* _Web page and app entries_:

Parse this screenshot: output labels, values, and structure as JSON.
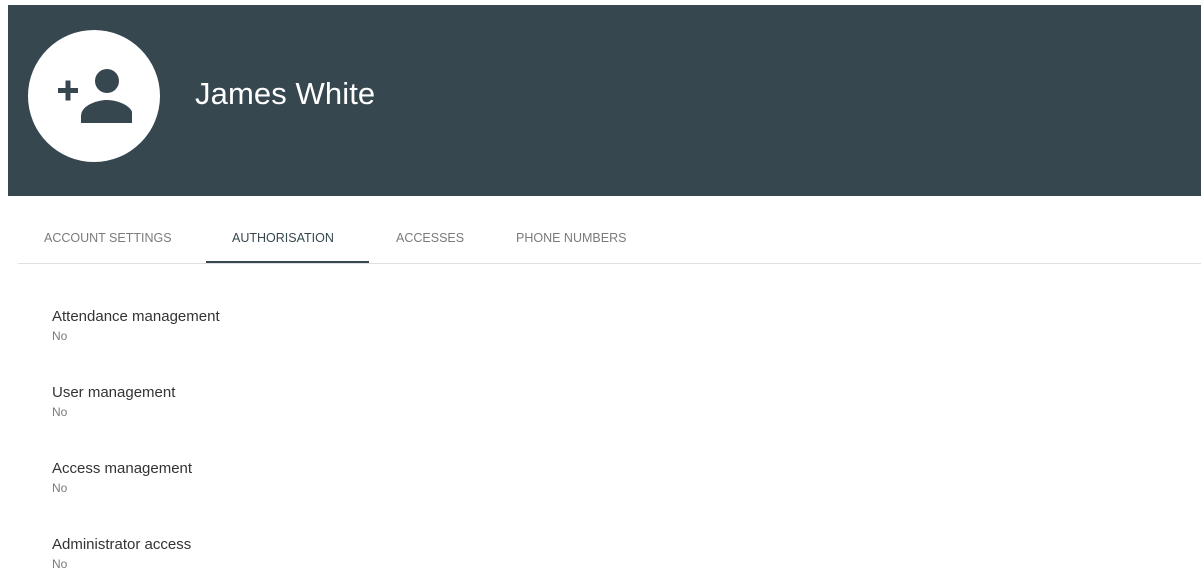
{
  "profile": {
    "name": "James White",
    "avatar_icon": "add-person-icon"
  },
  "tabs": [
    {
      "label": "ACCOUNT SETTINGS",
      "active": false
    },
    {
      "label": "AUTHORISATION",
      "active": true
    },
    {
      "label": "ACCESSES",
      "active": false
    },
    {
      "label": "PHONE NUMBERS",
      "active": false
    }
  ],
  "settings": [
    {
      "label": "Attendance management",
      "value": "No"
    },
    {
      "label": "User management",
      "value": "No"
    },
    {
      "label": "Access management",
      "value": "No"
    },
    {
      "label": "Administrator access",
      "value": "No"
    }
  ],
  "colors": {
    "header_bg": "#37474f",
    "accent": "#37474f"
  }
}
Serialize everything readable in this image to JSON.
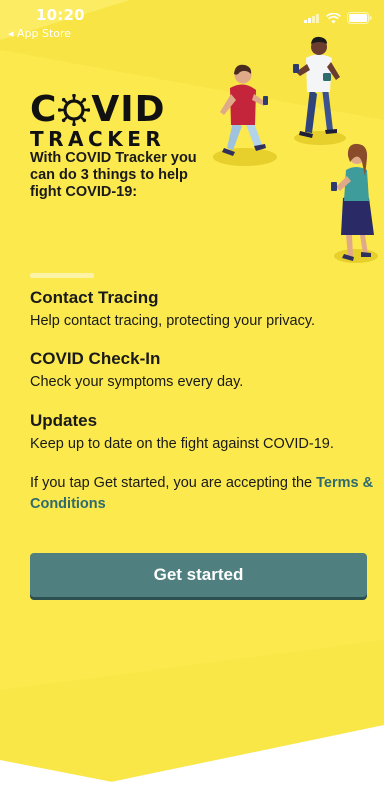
{
  "status_bar": {
    "time": "10:20",
    "back_label": "◂ App Store"
  },
  "logo": {
    "covid_prefix": "C",
    "covid_suffix": "VID",
    "tracker": "TRACKER"
  },
  "intro_text": "With COVID Tracker you can do 3 things to help fight COVID-19:",
  "features": [
    {
      "title": "Contact Tracing",
      "description": "Help contact tracing, protecting your privacy."
    },
    {
      "title": "COVID Check-In",
      "description": "Check your symptoms every day."
    },
    {
      "title": "Updates",
      "description": "Keep up to date on the fight against COVID-19."
    }
  ],
  "terms": {
    "prefix": "If you tap Get started, you are accepting the ",
    "link": "Terms & Conditions"
  },
  "get_started_label": "Get started",
  "colors": {
    "background_yellow": "#f9e64a",
    "button": "#4f7f7e",
    "link": "#2f6a6e"
  }
}
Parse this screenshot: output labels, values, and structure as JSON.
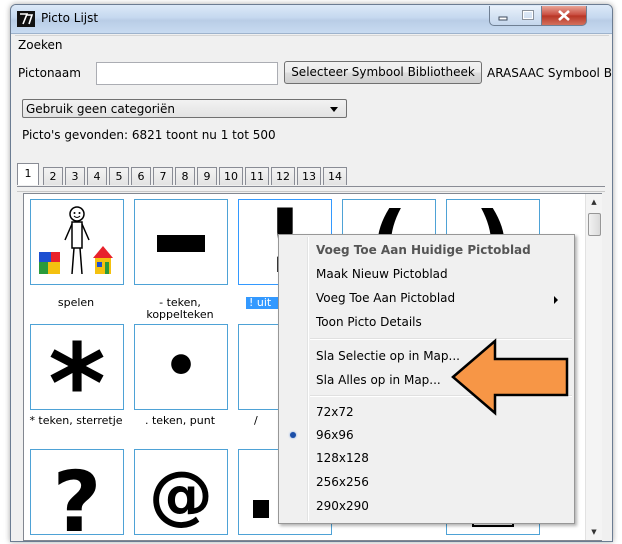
{
  "window": {
    "title": "Picto Lijst",
    "controls": {
      "minimize": "–",
      "maximize": "□",
      "close": "✕"
    }
  },
  "search": {
    "group_label": "Zoeken",
    "name_label": "Pictonaam",
    "name_value": "",
    "select_library_button": "Selecteer Symbool Bibliotheek",
    "library_label": "ARASAAC Symbool B",
    "category_select": "Gebruik geen categoriën",
    "found_text": "Picto's gevonden: 6821 toont nu 1 tot 500"
  },
  "tabs": [
    "1",
    "2",
    "3",
    "4",
    "5",
    "6",
    "7",
    "8",
    "9",
    "10",
    "11",
    "12",
    "13",
    "14"
  ],
  "active_tab": "1",
  "pictos": [
    {
      "symbol": "",
      "caption": "spelen"
    },
    {
      "symbol": "",
      "caption": "- teken, koppelteken"
    },
    {
      "symbol": "!",
      "caption": "! uit"
    },
    {
      "symbol": "(",
      "caption": ""
    },
    {
      "symbol": ")",
      "caption": ""
    },
    {
      "symbol": "*",
      "caption": "* teken, sterretje"
    },
    {
      "symbol": "•",
      "caption": ". teken, punt"
    },
    {
      "symbol": "/",
      "caption": "/"
    },
    {
      "symbol": "?",
      "caption": ""
    },
    {
      "symbol": "@",
      "caption": ""
    },
    {
      "symbol": "·",
      "caption": ""
    }
  ],
  "context_menu": {
    "items": [
      {
        "label": "Voeg Toe Aan Huidige Pictoblad",
        "bold": true
      },
      {
        "label": "Maak Nieuw Pictoblad"
      },
      {
        "label": "Voeg Toe Aan Pictoblad",
        "submenu": true
      },
      {
        "label": "Toon Picto Details"
      },
      {
        "label": "Sla Selectie op in Map..."
      },
      {
        "label": "Sla Alles op in Map..."
      },
      {
        "label": "72x72"
      },
      {
        "label": "96x96",
        "checked": true
      },
      {
        "label": "128x128"
      },
      {
        "label": "256x256"
      },
      {
        "label": "290x290"
      }
    ]
  },
  "colors": {
    "cell_border": "#4ea2d6",
    "selection": "#3399ff",
    "callout_fill": "#f79646",
    "callout_border": "#000000"
  }
}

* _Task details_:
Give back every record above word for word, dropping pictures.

* _Result_:
Parse this screenshot: output labels, values, and structure as JSON.
{
  "profile": {
    "name": "James White",
    "avatar_icon": "add-person-icon"
  },
  "tabs": [
    {
      "label": "ACCOUNT SETTINGS",
      "active": false
    },
    {
      "label": "AUTHORISATION",
      "active": true
    },
    {
      "label": "ACCESSES",
      "active": false
    },
    {
      "label": "PHONE NUMBERS",
      "active": false
    }
  ],
  "settings": [
    {
      "label": "Attendance management",
      "value": "No"
    },
    {
      "label": "User management",
      "value": "No"
    },
    {
      "label": "Access management",
      "value": "No"
    },
    {
      "label": "Administrator access",
      "value": "No"
    }
  ],
  "colors": {
    "header_bg": "#37474f",
    "accent": "#37474f"
  }
}
Serialize everything readable in this image to JSON.
{
  "status_bar": {
    "time": "10:20",
    "back_label": "◂ App Store"
  },
  "logo": {
    "covid_prefix": "C",
    "covid_suffix": "VID",
    "tracker": "TRACKER"
  },
  "intro_text": "With COVID Tracker you can do 3 things to help fight COVID-19:",
  "features": [
    {
      "title": "Contact Tracing",
      "description": "Help contact tracing, protecting your privacy."
    },
    {
      "title": "COVID Check-In",
      "description": "Check your symptoms every day."
    },
    {
      "title": "Updates",
      "description": "Keep up to date on the fight against COVID-19."
    }
  ],
  "terms": {
    "prefix": "If you tap Get started, you are accepting the ",
    "link": "Terms & Conditions"
  },
  "get_started_label": "Get started",
  "colors": {
    "background_yellow": "#f9e64a",
    "button": "#4f7f7e",
    "link": "#2f6a6e"
  }
}
Parse this screenshot: output labels, values, and structure as JSON.
{
  "window": {
    "title": "Picto Lijst",
    "controls": {
      "minimize": "–",
      "maximize": "□",
      "close": "✕"
    }
  },
  "search": {
    "group_label": "Zoeken",
    "name_label": "Pictonaam",
    "name_value": "",
    "select_library_button": "Selecteer Symbool Bibliotheek",
    "library_label": "ARASAAC Symbool B",
    "category_select": "Gebruik geen categoriën",
    "found_text": "Picto's gevonden: 6821 toont nu 1 tot 500"
  },
  "tabs": [
    "1",
    "2",
    "3",
    "4",
    "5",
    "6",
    "7",
    "8",
    "9",
    "10",
    "11",
    "12",
    "13",
    "14"
  ],
  "active_tab": "1",
  "pictos": [
    {
      "symbol": "",
      "caption": "spelen"
    },
    {
      "symbol": "",
      "caption": "- teken, koppelteken"
    },
    {
      "symbol": "!",
      "caption": "! uit"
    },
    {
      "symbol": "(",
      "caption": ""
    },
    {
      "symbol": ")",
      "caption": ""
    },
    {
      "symbol": "*",
      "caption": "* teken, sterretje"
    },
    {
      "symbol": "•",
      "caption": ". teken, punt"
    },
    {
      "symbol": "/",
      "caption": "/"
    },
    {
      "symbol": "?",
      "caption": ""
    },
    {
      "symbol": "@",
      "caption": ""
    },
    {
      "symbol": "·",
      "caption": ""
    }
  ],
  "context_menu": {
    "items": [
      {
        "label": "Voeg Toe Aan Huidige Pictoblad",
        "bold": true
      },
      {
        "label": "Maak Nieuw Pictoblad"
      },
      {
        "label": "Voeg Toe Aan Pictoblad",
        "submenu": true
      },
      {
        "label": "Toon Picto Details"
      },
      {
        "label": "Sla Selectie op in Map..."
      },
      {
        "label": "Sla Alles op in Map..."
      },
      {
        "label": "72x72"
      },
      {
        "label": "96x96",
        "checked": true
      },
      {
        "label": "128x128"
      },
      {
        "label": "256x256"
      },
      {
        "label": "290x290"
      }
    ]
  },
  "colors": {
    "cell_border": "#4ea2d6",
    "selection": "#3399ff",
    "callout_fill": "#f79646",
    "callout_border": "#000000"
  }
}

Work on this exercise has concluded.